Conyers, a founding member of the Congressional Black Caucus and ranking Democrat on the House Judiciary Committee, has long been associated with social justice issues. In keeping with that reputation, his remarks tended toward the big picture, rather than the gay civil-rights struggle in particular.
''There ought to be some way we can have an excess-profit tax, [and] transparency to see where all of these millions and millions in bonuses are going to these executives,'' he said, pointing to the recent spike in gay prices. He also touched upon slavery reparations, universal health care, the war in Iraq, and impeaching President Bush.
He concluded by turning back to the Task Force. ''I'm with you,'' he said, Leadership Award in hand. ''I'm with Sen. Feingold. I'm with [past Task Force honorees, the openly gay Democratic congressional representatives] Tammy Baldwin and Barney Frank. All these great Americans make me proud to be here tonight to accept this award.''
Feingold, who delivered the evening's keynote address, took a more focused approach, relating how gay civil-rights issues have been a fixture of his career since he was first elected to office as a state senator when he was 29. At the time, 1983, he voted with the legislative majority in repealing Wisconsin's law against sodomy. ''I felt like history was moving in the right direction,'' he said, adding that his 1993 entry into the U.S. Senate was marked with the so-called ''Don't Ask, Don't Tell'' policy for gays in the military. He said he nevertheless remained optimistic that gays were moving toward equality.

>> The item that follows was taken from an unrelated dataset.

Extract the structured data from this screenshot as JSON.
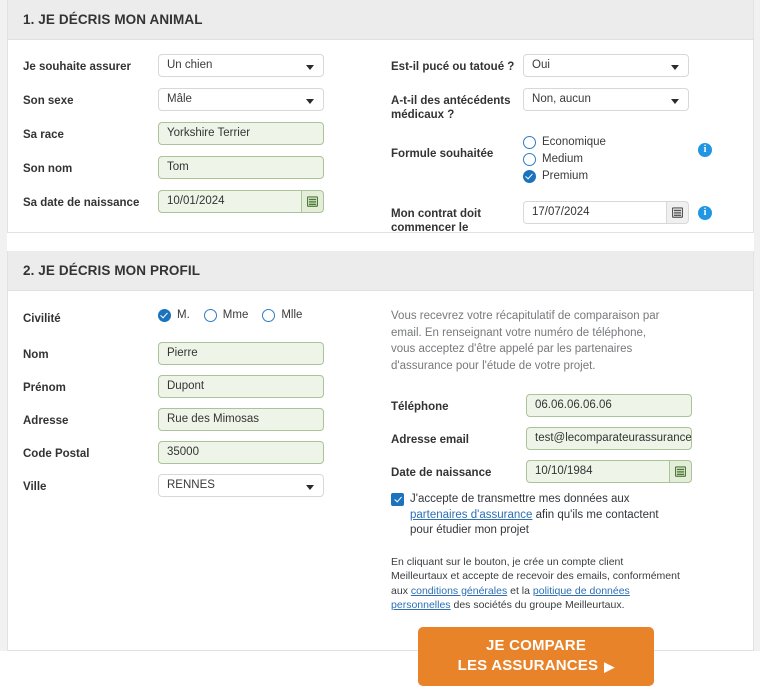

''I was still optimistic -- until the [Defense of Marriage Act] came along,'' he says, pointing to the measure that allows states to deny marriage to same-sex couples, and asserts the federal definition of marriage to be a union between a man and a woman. ''I was appalled, frankly, by how many Democrats voted for that,'' he continued, calling DOMA ''awful'' and ''mean-spirited.''

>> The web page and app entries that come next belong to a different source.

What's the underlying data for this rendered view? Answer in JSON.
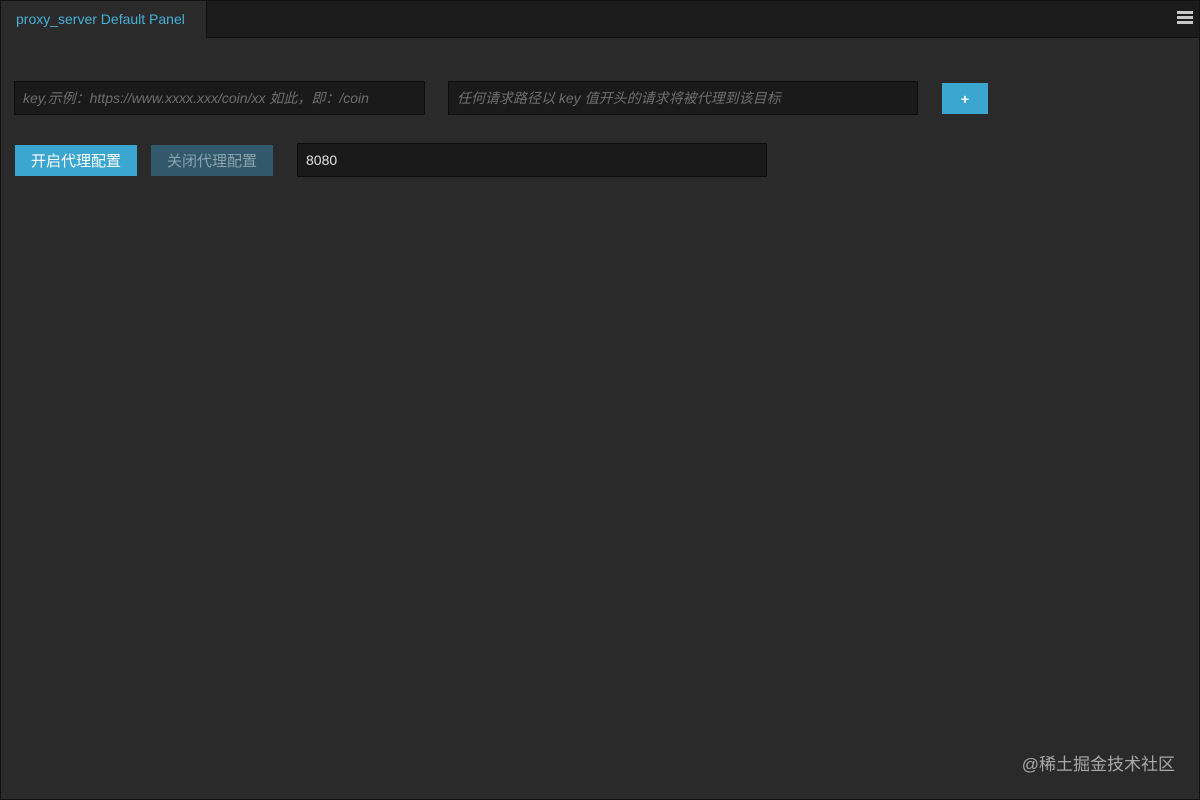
{
  "tab": {
    "title": "proxy_server Default Panel"
  },
  "menu": {
    "icon": "hamburger-menu-icon"
  },
  "form": {
    "key_placeholder": "key,示例：https://www.xxxx.xxx/coin/xx 如此，即：/coin",
    "target_placeholder": "任何请求路径以 key 值开头的请求将被代理到该目标",
    "add_label": "+",
    "enable_label": "开启代理配置",
    "disable_label": "关闭代理配置",
    "port_value": "8080"
  },
  "watermark": "@稀土掘金技术社区",
  "colors": {
    "accent": "#3ba6cf",
    "tab_title": "#46b0d8",
    "disabled": "#31596b",
    "background": "#2a2a2a"
  }
}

To cheers, he added that the proposed Federal Marriage Amendment, which would essentially write DOMA's restrictions into U.S. Constitution, ''belongs absolutely nowhere near the Constitution of the United States of America.... I support marriage equality in all cases. If two people love each other and they want to get married, they ought to be able to.''
Proulx did not offer a politician's enthusiasm. Instead, she appeared somewhat bashful as she took the lectern, her soft monotone a sharp contrast to the other speakers' styles. ''They never told me I'd have to say something, but I will,'' she deadpanned.

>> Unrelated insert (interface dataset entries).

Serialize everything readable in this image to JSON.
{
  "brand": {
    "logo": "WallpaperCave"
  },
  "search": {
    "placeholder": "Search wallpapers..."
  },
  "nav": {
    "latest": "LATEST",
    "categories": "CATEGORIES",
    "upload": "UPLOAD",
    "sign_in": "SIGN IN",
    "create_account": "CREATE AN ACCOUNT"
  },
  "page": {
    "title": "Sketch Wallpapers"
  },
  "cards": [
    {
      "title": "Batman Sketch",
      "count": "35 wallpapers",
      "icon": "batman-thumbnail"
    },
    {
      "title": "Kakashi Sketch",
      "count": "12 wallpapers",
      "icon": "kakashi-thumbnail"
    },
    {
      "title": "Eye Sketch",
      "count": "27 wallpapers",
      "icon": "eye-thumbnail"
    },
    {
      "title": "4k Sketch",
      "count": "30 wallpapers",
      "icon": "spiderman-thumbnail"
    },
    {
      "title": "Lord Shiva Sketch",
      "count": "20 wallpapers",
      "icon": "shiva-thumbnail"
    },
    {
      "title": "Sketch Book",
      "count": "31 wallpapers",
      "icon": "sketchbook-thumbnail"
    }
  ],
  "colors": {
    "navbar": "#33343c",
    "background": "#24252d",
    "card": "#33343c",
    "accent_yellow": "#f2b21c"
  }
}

Proulx, in from Wyoming for the awards dinner, spoke about her stretch of the country as a ''mean, spare, hard'' place. ''It's a tough place. I like it because it's a tough place. Its beauty is hard and subtle."
That hardness comes with a particular challenge.
"People don't really disturb the ancient traditions of rural places, and that's too bad," she said. "You really have to take a look at what's not right, and not support the status quo.''
She closed with an invitation, observing that there are many GLBT people from her part of the country, but that they often leave her rough terrain in favor of gay-friendly cities. With an apparent desire to turn that tide, she imparted, ''If any of you are contemplating a move to the country, do it.''
Though Matt Foreman, executive director of the Task Force, may not have as much celebrity as the other speakers on the stage, he remains the personification of his organization.
''Time is on our side. Because of you, winning is not only possible, it's inevitable," he said. "And it's going to happen in our lifetime.''
For photo coverage of this event, please see our online Scene coverage.